Julian Twerski lets the reader know up front that what happened to Danley was not 100% his fault, nor even a lot his fault. He happened to be there and may or may not have been able to stop it. He tantalizes from this point, hinting at the offense, and leaving the reader wondering whether the punishment will fit the crime.
Julian, caught between the demands of his sixth grade English teacher Mr. Selkirk and a father who backs the teacher up, embarks on his assignment of writing “something long” in atonement. I read an advance reader copy of Twerp. The novel, to be published on May 28, is by Mark Goldblatt who says he is a lot like Julian Twerski only not as interesting.
A book is always partly what the reader brings to it. I’ve enjoyed teaching quite a few twerps in my day although mine were in seventh and eighth grade and mostly either Protestant or Catholic instead of Jewish, but that matters little. A twerp is a twerp. And a written essay was my preferred punishment method for either children born to me or those in my classroom. I can’t say I ever got one that was book length, but some amused me like Julian’s entertained Mr. Selkirk.
One is not far into the book before realizing that Julian’s best friend Lonnie will lead him straight into trouble. Julian’s story voice rings true as he follows Lonnie into various sixth grade antics, as he decides to take Mr. Selkirk’s offer to continue his narrative to get out of doing a book report on Julius Caesar, and as he follows the crowd in ostracizing Danley Dimmel whose real name is Stanley Stimmel. He dismisses his own behavior by noting that in a perfect world Danley would not have been born “hard of hearing or soft in the head.”
Twerp, written by an adult who’s channeled his sixth-grade boy for other sixth-grade boys, is an entertaining read with occasional reminders that atonement is due for what was done to Danley Dimmel. He saves it for the end, and it’s worth waiting for.
I’ll not spoil the ending, but it brought to mind a time when I was one-on-one with a student who had indulged in the deep hurt that words can bring. Mentioning his target, I demanded, “How do you think he felt?”
“How would I know?” he answered. “I’m not him.”
I was dumbfounded and speechless at his dismissal of his victim’s feelings. His words returned to mind when I saw students deliberately being cruel to each other.
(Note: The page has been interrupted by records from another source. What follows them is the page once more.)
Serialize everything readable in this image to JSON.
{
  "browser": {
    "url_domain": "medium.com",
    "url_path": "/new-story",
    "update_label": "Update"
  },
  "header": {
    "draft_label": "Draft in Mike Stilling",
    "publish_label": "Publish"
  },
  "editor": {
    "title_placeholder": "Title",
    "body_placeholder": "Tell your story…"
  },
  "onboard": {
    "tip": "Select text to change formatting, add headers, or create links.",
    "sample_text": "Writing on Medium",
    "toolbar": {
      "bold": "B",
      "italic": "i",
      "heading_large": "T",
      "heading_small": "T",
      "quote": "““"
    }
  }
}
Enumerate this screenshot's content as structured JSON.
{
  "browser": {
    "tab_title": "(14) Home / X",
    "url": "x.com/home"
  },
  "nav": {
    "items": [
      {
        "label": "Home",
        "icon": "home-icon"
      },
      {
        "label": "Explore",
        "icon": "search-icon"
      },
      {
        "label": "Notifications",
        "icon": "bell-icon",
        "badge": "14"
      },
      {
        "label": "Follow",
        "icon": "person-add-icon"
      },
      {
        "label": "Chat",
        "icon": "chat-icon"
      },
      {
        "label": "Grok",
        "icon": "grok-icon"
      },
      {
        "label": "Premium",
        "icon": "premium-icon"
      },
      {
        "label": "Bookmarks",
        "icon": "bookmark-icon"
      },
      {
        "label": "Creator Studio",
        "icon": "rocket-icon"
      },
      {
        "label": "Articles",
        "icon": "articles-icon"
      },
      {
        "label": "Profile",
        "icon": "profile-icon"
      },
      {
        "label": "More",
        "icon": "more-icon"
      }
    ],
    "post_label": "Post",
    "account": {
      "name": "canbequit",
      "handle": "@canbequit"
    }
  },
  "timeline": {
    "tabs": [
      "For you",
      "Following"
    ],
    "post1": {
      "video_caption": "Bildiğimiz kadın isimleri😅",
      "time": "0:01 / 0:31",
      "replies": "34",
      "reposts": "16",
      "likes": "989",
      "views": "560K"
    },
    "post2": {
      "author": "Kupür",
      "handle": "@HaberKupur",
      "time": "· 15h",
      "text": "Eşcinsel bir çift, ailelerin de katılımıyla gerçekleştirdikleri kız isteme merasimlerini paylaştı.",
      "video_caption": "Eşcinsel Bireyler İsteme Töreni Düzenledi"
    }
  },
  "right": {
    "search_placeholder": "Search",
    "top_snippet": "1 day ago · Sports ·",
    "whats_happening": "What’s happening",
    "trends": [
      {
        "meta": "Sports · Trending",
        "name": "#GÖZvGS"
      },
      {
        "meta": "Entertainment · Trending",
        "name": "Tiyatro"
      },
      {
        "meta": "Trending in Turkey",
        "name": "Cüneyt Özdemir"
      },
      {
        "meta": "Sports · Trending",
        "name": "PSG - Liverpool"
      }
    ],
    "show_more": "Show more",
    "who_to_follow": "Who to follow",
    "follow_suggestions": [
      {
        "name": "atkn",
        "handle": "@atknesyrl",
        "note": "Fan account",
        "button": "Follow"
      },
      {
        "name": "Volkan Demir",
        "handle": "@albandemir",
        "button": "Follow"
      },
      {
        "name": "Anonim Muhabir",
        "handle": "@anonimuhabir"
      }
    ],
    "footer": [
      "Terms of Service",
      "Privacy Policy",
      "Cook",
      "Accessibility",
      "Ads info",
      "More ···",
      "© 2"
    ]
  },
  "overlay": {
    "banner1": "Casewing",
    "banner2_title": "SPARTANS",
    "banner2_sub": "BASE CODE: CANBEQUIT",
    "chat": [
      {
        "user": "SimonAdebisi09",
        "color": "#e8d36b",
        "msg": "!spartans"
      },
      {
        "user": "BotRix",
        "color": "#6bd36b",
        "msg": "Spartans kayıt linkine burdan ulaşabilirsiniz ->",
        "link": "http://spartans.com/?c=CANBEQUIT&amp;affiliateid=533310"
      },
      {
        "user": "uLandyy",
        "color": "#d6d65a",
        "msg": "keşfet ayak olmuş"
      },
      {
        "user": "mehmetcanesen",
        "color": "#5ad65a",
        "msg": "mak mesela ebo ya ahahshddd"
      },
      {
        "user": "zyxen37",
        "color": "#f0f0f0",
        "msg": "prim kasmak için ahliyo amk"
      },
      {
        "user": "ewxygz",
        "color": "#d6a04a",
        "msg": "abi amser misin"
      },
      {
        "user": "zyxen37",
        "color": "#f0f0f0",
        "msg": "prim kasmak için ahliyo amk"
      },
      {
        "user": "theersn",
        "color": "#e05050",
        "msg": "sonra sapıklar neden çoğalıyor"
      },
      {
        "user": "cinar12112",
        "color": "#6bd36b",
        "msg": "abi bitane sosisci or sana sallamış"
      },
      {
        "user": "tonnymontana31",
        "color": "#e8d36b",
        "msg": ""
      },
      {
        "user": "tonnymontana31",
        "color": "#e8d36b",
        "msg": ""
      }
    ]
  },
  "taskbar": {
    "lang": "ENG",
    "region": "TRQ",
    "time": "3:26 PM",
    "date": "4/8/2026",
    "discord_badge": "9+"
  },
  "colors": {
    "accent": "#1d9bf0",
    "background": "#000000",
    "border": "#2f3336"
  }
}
I pondered on how to give students the gift of empathy. I think one answer may be in story, in reading books like Twerp where the reader becomes one with the character and actually feels his pain.